The Knights duo was game, but mathematically beaten before stepping on the mats against Northwood and a 54-6 loss to Eastern Alamance.
Chatham Charter’s Julian Todero lost by second period fall to Eastern Alamance’s Chinchilla in what had been a close match to that point, and by 16-0 technical fall to the Chargers’ Coltrane Northington. The Knights’ Seth Lindley split his matches at 152 pounds. He decked Aiden Clark of Eastern Alamance with a first period half nelson/underhook combination, but was clamped by Northwood’s Owusu-Tyo.
Elijah Farrow got Northwood off to a brisk start against Eastern Alamance at 160 pounds. He turned Evan Harbold for a 3-point near fall and 7-1 lead with a second period underhook/overhook, finishing up with a half nelson fall.
Davis needed just 1:03 in the first period to slap on a half nelson, post the far arm and slip in a leg for a pin. With Kuball and Cash Hoffman gathering forfeits at 182 and 195, respectively, Northwood built its lead to 24-0.
Dunning, wrestling up at 285 pounds and giving up 26 pounds to Jeff Giovani, was leading 7-0 in the second period when he flipped the larger Eastern Alamance opponent and wrapped up a half nelson for the fall and a 30-4 team lead.
The Chargers’ Sunday Oo was awarded a forfeit for a 36-10 lead at 113 pounds, then Isaac Gilligan wasted little time dispatching Kaitlyn Watson, transitioning from a reverse half to a near side cradle for the first period fall and a 42-10 Northwood lead.
At 145 pounds Northwood’s Ron Walker put on a crowd-pleasing show in dropping Chasen Phillips with a 16-4 major decision.
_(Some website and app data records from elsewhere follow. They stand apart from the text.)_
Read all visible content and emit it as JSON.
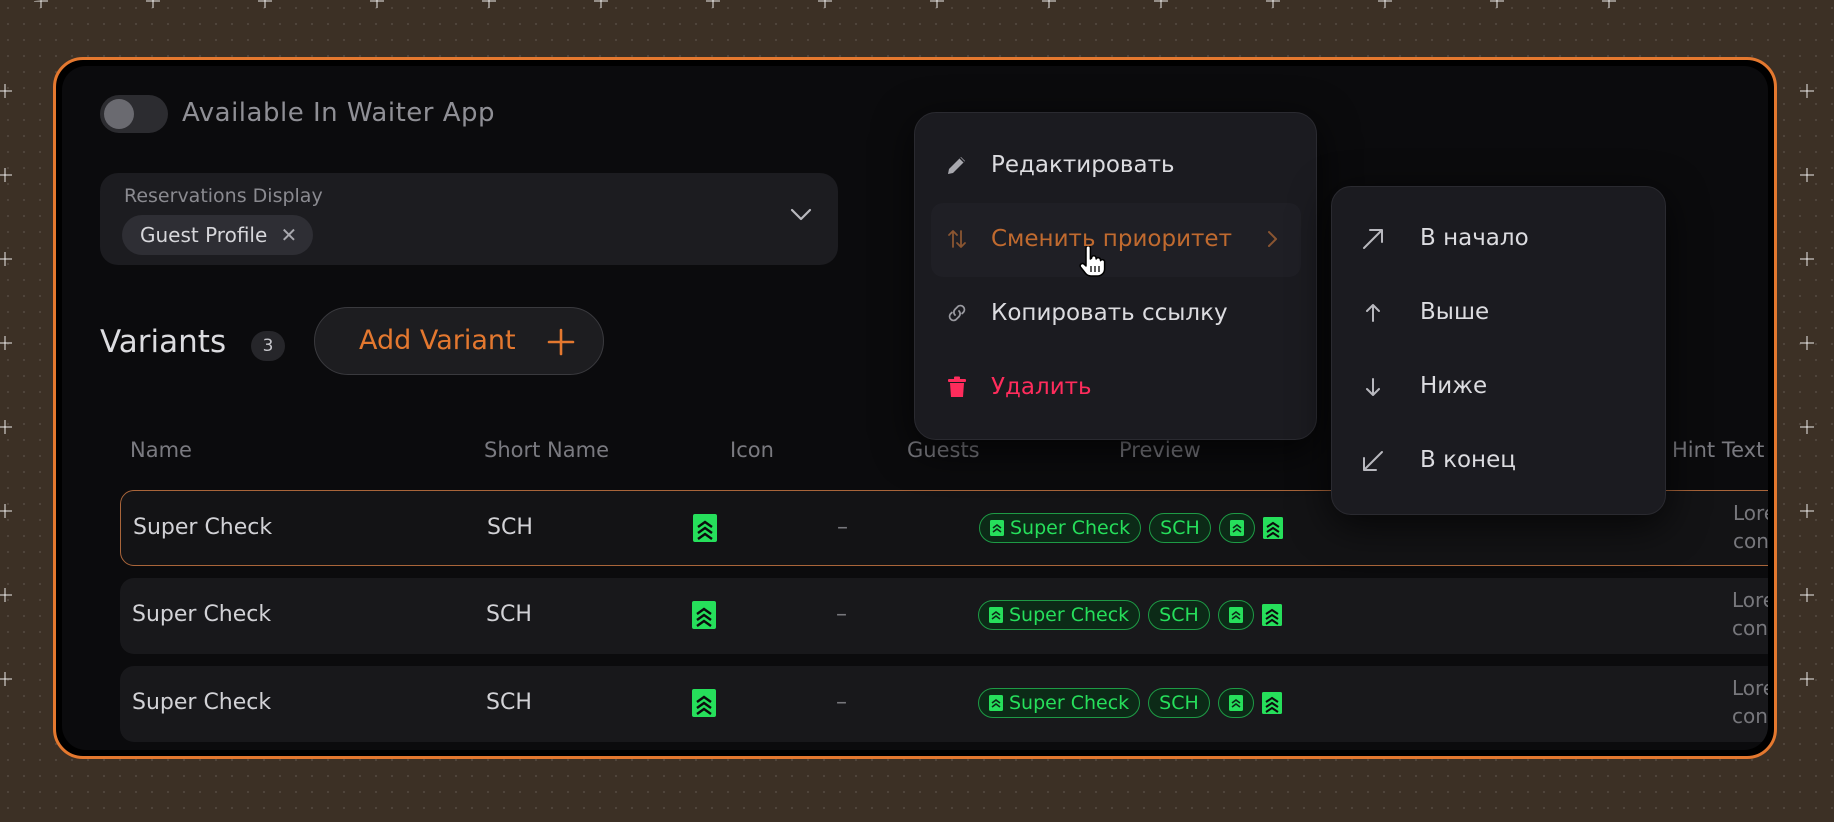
{
  "settings": {
    "toggle_label": "Available In Waiter App",
    "toggle_on": false
  },
  "reservations": {
    "label": "Reservations Display",
    "chip": "Guest Profile",
    "chip_remove": "✕"
  },
  "variants": {
    "title": "Variants",
    "count": "3",
    "add_button": "Add Variant"
  },
  "table": {
    "headers": [
      "Name",
      "Short Name",
      "Icon",
      "Guests",
      "Preview",
      "Hint Text"
    ],
    "rows": [
      {
        "name": "Super Check",
        "short": "SCH",
        "guests": "–",
        "preview_name": "Super Check",
        "preview_short": "SCH",
        "hint_line1": "Lorem ip",
        "hint_line2": "consecte",
        "icon": "check-badge-icon"
      },
      {
        "name": "Super Check",
        "short": "SCH",
        "guests": "–",
        "preview_name": "Super Check",
        "preview_short": "SCH",
        "hint_line1": "Lorem ip",
        "hint_line2": "consecte",
        "icon": "check-badge-icon"
      },
      {
        "name": "Super Check",
        "short": "SCH",
        "guests": "–",
        "preview_name": "Super Check",
        "preview_short": "SCH",
        "hint_line1": "Lorem ip",
        "hint_line2": "consecte",
        "icon": "check-badge-icon"
      }
    ]
  },
  "context_menu": {
    "items": [
      {
        "label": "Редактировать",
        "icon": "pencil-icon"
      },
      {
        "label": "Сменить приоритет",
        "icon": "swap-vertical-icon"
      },
      {
        "label": "Копировать ссылку",
        "icon": "link-icon"
      },
      {
        "label": "Удалить",
        "icon": "trash-icon"
      }
    ]
  },
  "priority_submenu": {
    "items": [
      {
        "label": "В начало",
        "icon": "arrow-up-right-icon"
      },
      {
        "label": "Выше",
        "icon": "arrow-up-icon"
      },
      {
        "label": "Ниже",
        "icon": "arrow-down-icon"
      },
      {
        "label": "В конец",
        "icon": "arrow-down-left-icon"
      }
    ]
  },
  "colors": {
    "accent": "#e4782f",
    "success": "#26df5b",
    "danger": "#ff2c5c",
    "panel_bg": "#0b0b0d",
    "menu_bg": "#1b1b20"
  }
}
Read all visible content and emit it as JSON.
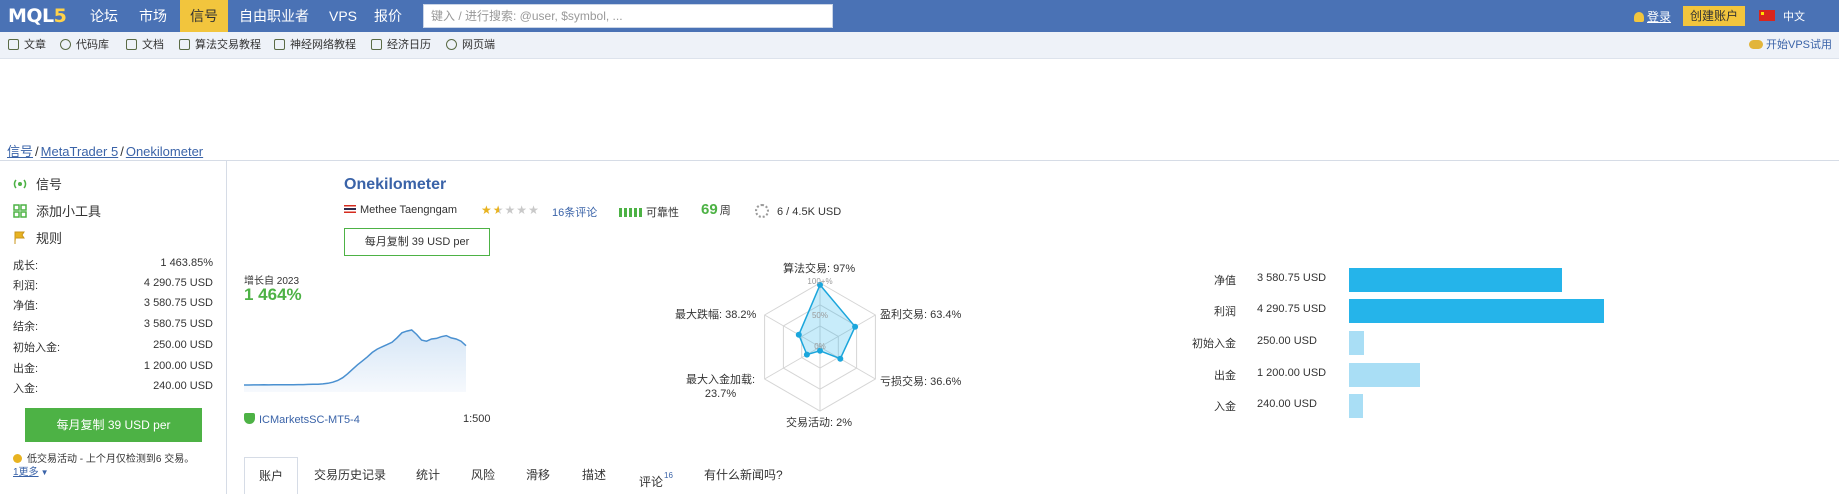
{
  "topbar": {
    "logo_main": "MQL",
    "logo_num": "5",
    "nav": [
      "论坛",
      "市场",
      "信号",
      "自由职业者",
      "VPS",
      "报价"
    ],
    "active_index": 2,
    "search_placeholder": "键入 / 进行搜索: @user, $symbol, ...",
    "login": "登录",
    "create": "创建账户",
    "lang": "中文"
  },
  "subnav": {
    "items": [
      "文章",
      "代码库",
      "文档",
      "算法交易教程",
      "神经网络教程",
      "经济日历",
      "网页端"
    ],
    "vps": "开始VPS试用"
  },
  "breadcrumb": {
    "a": "信号",
    "b": "MetaTrader 5",
    "c": "Onekilometer"
  },
  "sidebar": {
    "links": [
      "信号",
      "添加小工具",
      "规则"
    ],
    "stats": [
      {
        "label": "成长:",
        "value": "1 463.85%"
      },
      {
        "label": "利润:",
        "value": "4 290.75 USD"
      },
      {
        "label": "净值:",
        "value": "3 580.75 USD"
      },
      {
        "label": "结余:",
        "value": "3 580.75 USD"
      },
      {
        "label": "初始入金:",
        "value": "250.00 USD"
      },
      {
        "label": "出金:",
        "value": "1 200.00 USD"
      },
      {
        "label": "入金:",
        "value": "240.00 USD"
      }
    ],
    "copy_button": "每月复制 39 USD per",
    "note": "低交易活动 - 上个月仅检测到6 交易。",
    "note_more": "1更多"
  },
  "header": {
    "title": "Onekilometer",
    "author": "Methee Taengngam",
    "rating": 1.5,
    "reviews": "16条评论",
    "reliability": "可靠性",
    "weeks": "69",
    "weeks_unit": "周",
    "subscribers": "6 / 4.5K USD",
    "copy_box": "每月复制 39 USD per"
  },
  "growth": {
    "since": "增长自 2023",
    "value": "1 464%",
    "series": [
      2,
      2,
      2.1,
      2.2,
      2.3,
      2.2,
      2.4,
      2.5,
      2.4,
      2.6,
      2.5,
      2.7,
      2.8,
      3,
      3.2,
      3.5,
      4,
      5,
      7,
      10,
      15,
      22,
      30,
      38,
      45,
      52,
      60,
      66,
      70,
      74,
      78,
      86,
      95,
      98,
      100,
      92,
      82,
      80,
      84,
      85,
      88,
      90,
      86,
      84,
      80,
      72
    ],
    "broker": "ICMarketsSC-MT5-4",
    "leverage": "1:500"
  },
  "radar": {
    "axes": [
      {
        "label": "算法交易: 97%",
        "value": 97
      },
      {
        "label": "盈利交易: 63.4%",
        "value": 63.4
      },
      {
        "label": "亏损交易: 36.6%",
        "value": 36.6
      },
      {
        "label": "交易活动: 2%",
        "value": 2
      },
      {
        "label": "最大入金加载:",
        "label2": "23.7%",
        "value": 23.7
      },
      {
        "label": "最大跌幅: 38.2%",
        "value": 38.2
      }
    ],
    "tick_100": "100+%",
    "tick_50": "50%",
    "tick_0": "0%"
  },
  "hbars": {
    "max": 4290.75,
    "items": [
      {
        "label": "净值",
        "value_text": "3 580.75 USD",
        "value": 3580.75,
        "color": "#25b4ea"
      },
      {
        "label": "利润",
        "value_text": "4 290.75 USD",
        "value": 4290.75,
        "color": "#25b4ea"
      },
      {
        "label": "初始入金",
        "value_text": "250.00 USD",
        "value": 250,
        "color": "#a9def5"
      },
      {
        "label": "出金",
        "value_text": "1 200.00 USD",
        "value": 1200,
        "color": "#a9def5"
      },
      {
        "label": "入金",
        "value_text": "240.00 USD",
        "value": 240,
        "color": "#a9def5"
      }
    ]
  },
  "tabs": {
    "items": [
      "账户",
      "交易历史记录",
      "统计",
      "风险",
      "滑移",
      "描述",
      "评论",
      "有什么新闻吗?"
    ],
    "review_count": "16",
    "active_index": 0
  }
}
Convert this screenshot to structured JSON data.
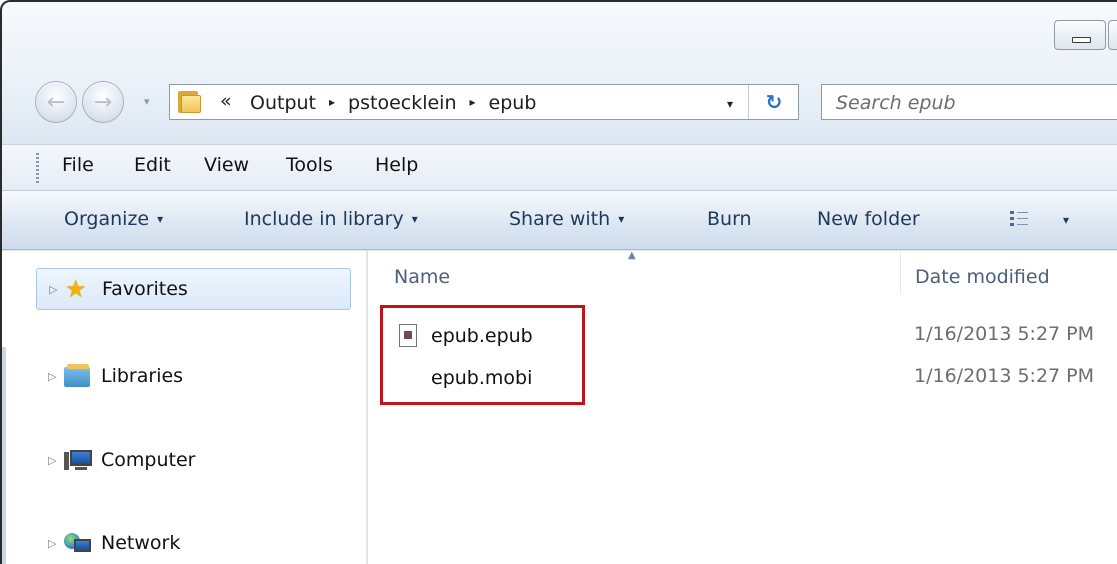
{
  "window": {
    "controls": [
      "minimize-icon",
      "maximize-icon"
    ]
  },
  "navigation": {
    "back_icon": "back-arrow-icon",
    "forward_icon": "forward-arrow-icon",
    "address": {
      "overflow_chevron": "«",
      "breadcrumbs": [
        "Output",
        "pstoecklein",
        "epub"
      ],
      "separator": "▸",
      "dropdown": "▾",
      "refresh_icon": "↻"
    },
    "search": {
      "placeholder": "Search epub"
    }
  },
  "menubar": {
    "items": [
      "File",
      "Edit",
      "View",
      "Tools",
      "Help"
    ]
  },
  "commandbar": {
    "organize": "Organize",
    "include_in_library": "Include in library",
    "share_with": "Share with",
    "burn": "Burn",
    "new_folder": "New folder",
    "caret": "▾"
  },
  "sidebar": {
    "items": [
      {
        "label": "Favorites",
        "icon": "star-icon",
        "selected": true
      },
      {
        "label": "Libraries",
        "icon": "libraries-icon"
      },
      {
        "label": "Computer",
        "icon": "computer-icon"
      },
      {
        "label": "Network",
        "icon": "network-icon"
      }
    ]
  },
  "filelist": {
    "columns": [
      "Name",
      "Date modified"
    ],
    "sort_indicator": "▲",
    "files": [
      {
        "name": "epub.epub",
        "date_modified": "1/16/2013 5:27 PM",
        "icon": "epub-file-icon"
      },
      {
        "name": "epub.mobi",
        "date_modified": "1/16/2013 5:27 PM",
        "icon": "mobi-file-icon"
      }
    ],
    "highlight_color": "#c0141c"
  }
}
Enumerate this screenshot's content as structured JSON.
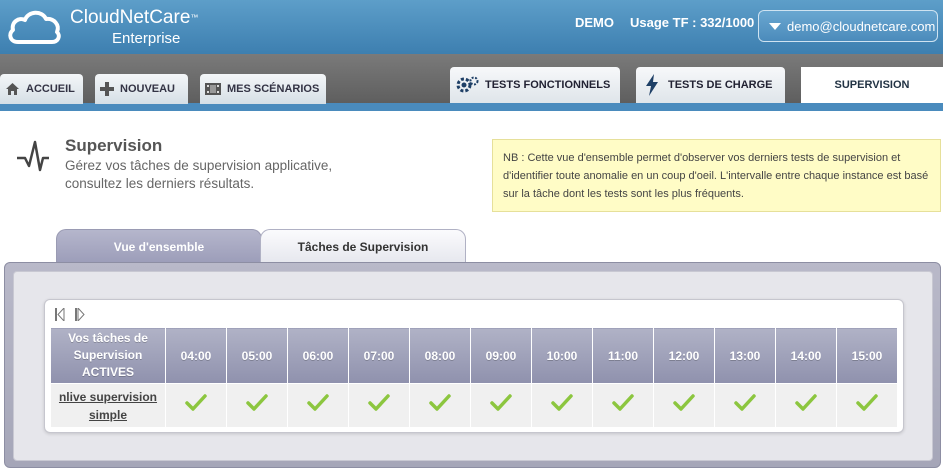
{
  "header": {
    "brand": "CloudNetCare",
    "brand_mark": "™",
    "brand_sub": "Enterprise",
    "account": "DEMO",
    "usage": "Usage TF : 332/1000",
    "user_email": "demo@cloudnetcare.com"
  },
  "nav": {
    "left_tabs": [
      {
        "label": "ACCUEIL",
        "icon": "home-icon"
      },
      {
        "label": "NOUVEAU",
        "icon": "plus-icon"
      },
      {
        "label": "MES SCÉNARIOS",
        "icon": "film-icon"
      }
    ],
    "right_tabs": [
      {
        "label": "TESTS FONCTIONNELS",
        "icon": "gears-icon"
      },
      {
        "label": "TESTS DE CHARGE",
        "icon": "lightning-icon"
      }
    ],
    "active_tab": "SUPERVISION"
  },
  "page": {
    "title": "Supervision",
    "description": "Gérez vos tâches de supervision applicative, consultez les derniers résultats.",
    "note": "NB : Cette vue d'ensemble permet d'observer vos derniers tests de supervision et d'identifier toute anomalie en un coup d'oeil. L'intervalle entre chaque instance est basé sur la tâche dont les tests sont les plus fréquents."
  },
  "subtabs": {
    "overview": "Vue d'ensemble",
    "tasks": "Tâches de Supervision"
  },
  "grid": {
    "header_first": "Vos tâches de Supervision ACTIVES",
    "times": [
      "04:00",
      "05:00",
      "06:00",
      "07:00",
      "08:00",
      "09:00",
      "10:00",
      "11:00",
      "12:00",
      "13:00",
      "14:00",
      "15:00"
    ],
    "rows": [
      {
        "name": "nlive supervision simple",
        "status": [
          "ok",
          "ok",
          "ok",
          "ok",
          "ok",
          "ok",
          "ok",
          "ok",
          "ok",
          "ok",
          "ok",
          "ok"
        ]
      }
    ],
    "check_color": "#8cc63f"
  }
}
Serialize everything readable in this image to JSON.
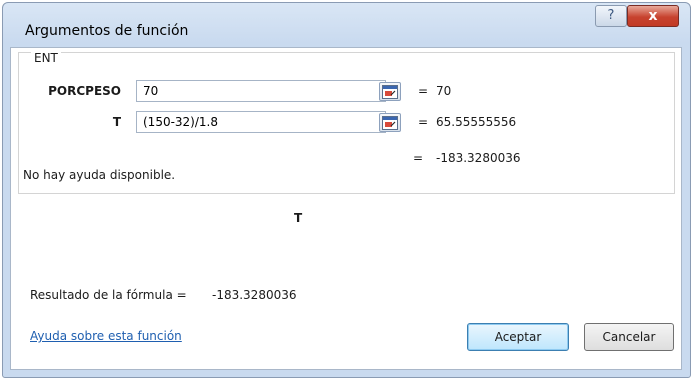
{
  "window": {
    "title": "Argumentos de función",
    "help_button": "?",
    "close_button": "x"
  },
  "function": {
    "name": "ENT",
    "arguments": [
      {
        "label": "PORCPESO",
        "value": "70",
        "result": "70"
      },
      {
        "label": "T",
        "value": "(150-32)/1.8",
        "result": "65.55555556"
      }
    ],
    "equals": "=",
    "function_result": "-183.3280036",
    "help_text": "No hay ayuda disponible.",
    "current_argument": "T"
  },
  "footer": {
    "formula_result_label": "Resultado de la fórmula =",
    "formula_result_value": "-183.3280036",
    "help_link": "Ayuda sobre esta función",
    "ok_button": "Aceptar",
    "cancel_button": "Cancelar"
  }
}
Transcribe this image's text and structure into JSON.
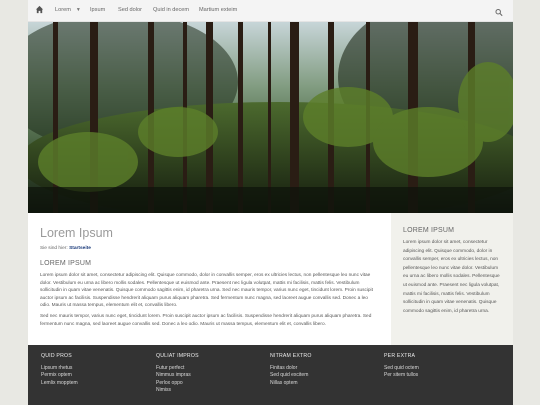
{
  "nav": {
    "home_icon": "home-icon",
    "search_icon": "search-icon",
    "items": [
      "Lorem",
      "Ipsum",
      "Sed dolor",
      "Quid in decem",
      "Martium exteim"
    ]
  },
  "hero": {
    "alt": "forest-photo"
  },
  "main": {
    "title": "Lorem Ipsum",
    "breadcrumb_prefix": "Sie sind hier:",
    "breadcrumb_current": "Startseite",
    "subtitle": "LOREM IPSUM",
    "para1": "Lorem ipsum dolor sit amet, consectetur adipiscing elit. Quisque commodo, dolor in convallis semper, eros ex ultricies lectus, non pellentesque leo nunc vitae dolor. Vestibulum eu urna ac libero mollis sodales. Pellentesque ut euismod ante. Praesent nec ligula volutpat, mattis mi facilisis, mattis felis. Vestibulum sollicitudin in quam vitae venenatis. Quisque commodo sagittis enim, id pharetra urna. Sed nec mauris tempor, varius nunc eget, tincidunt lorem. Proin suscipit auctor ipsum ac facilisis. Suspendisse hendrerit aliquam purus aliquam pharetra. Sed fermentum nunc magna, sed laoreet augue convallis sed. Donec a leo odio. Mauris ut massa tempus, elementum elit et, convallis libero.",
    "para2": "Sed nec mauris tempor, varius nunc eget, tincidunt lorem. Proin suscipit auctor ipsum ac facilisis. Suspendisse hendrerit aliquam purus aliquam pharetra. Sed fermentum nunc magna, sed laoreet augue convallis sed. Donec a leo odio. Mauris ut massa tempus, elementum elit et, convallis libero."
  },
  "aside": {
    "title": "LOREM IPSUM",
    "text": "Lorem ipsum dolor sit amet, consectetur adipiscing elit. Quisque commodo, dolor in convallis semper, eros ex ultricies lectus, non pellentesque leo nunc vitae dolor. Vestibulum eu urna ac libero mollis sodales. Pellentesque ut euismod ante. Praesent nec ligula volutpat, mattis mi facilisis, mattis felis. Vestibulum sollicitudin in quam vitae venenatis. Quisque commodo sagittis enim, id pharetra urna."
  },
  "footer": {
    "columns": [
      {
        "title": "QUID PROS",
        "links": [
          "Lipsum rhetus",
          "Permix optem",
          "Lemlix mopptem"
        ]
      },
      {
        "title": "QULIAT IMPROS",
        "links": [
          "Futur perfect",
          "Nimmus impras",
          "Perlox oppo",
          "Nimiss"
        ]
      },
      {
        "title": "NITRAM EXTRO",
        "links": [
          "Finitas dolor",
          "Sed quid excitem",
          "Nillas optem"
        ]
      },
      {
        "title": "PER EXTRA",
        "links": [
          "Sed quid octem",
          "Per sitem tullos"
        ]
      }
    ]
  },
  "colors": {
    "page_bg": "#e8e8e3",
    "footer_bg": "#333333",
    "aside_bg": "#f1f1ec",
    "link": "#1a3a7a"
  }
}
Walker picked up a pair of first period takedowns off of a shrug and a balance check. He earned a third takedown when he defied conventional wrestling protocol when Phillips misfired on a takedown attempt. Walker leapt forward and twisted backward in mid-air to pop up on top of his opponent. He ended with three near falls in the final frame to clinch the major decision.
“Ron’s a unicorn. Every team has one of those. Probably not quite as eccentric as Ron. Ron is a good wrestler, but he’s a classic entertainer,” Coach Kuball said. “He’s got 35 different moves, and not one of them is one that we teach. Only a few people in the county could throw themselves over the top of another wrestler in some sort of an acrobatic cartwheel and come out on top.”
Owusu-Tyo finished the night for Northwood at 152 pounds with a bar/chancery takedown and 30-second fall against Aiden Clark.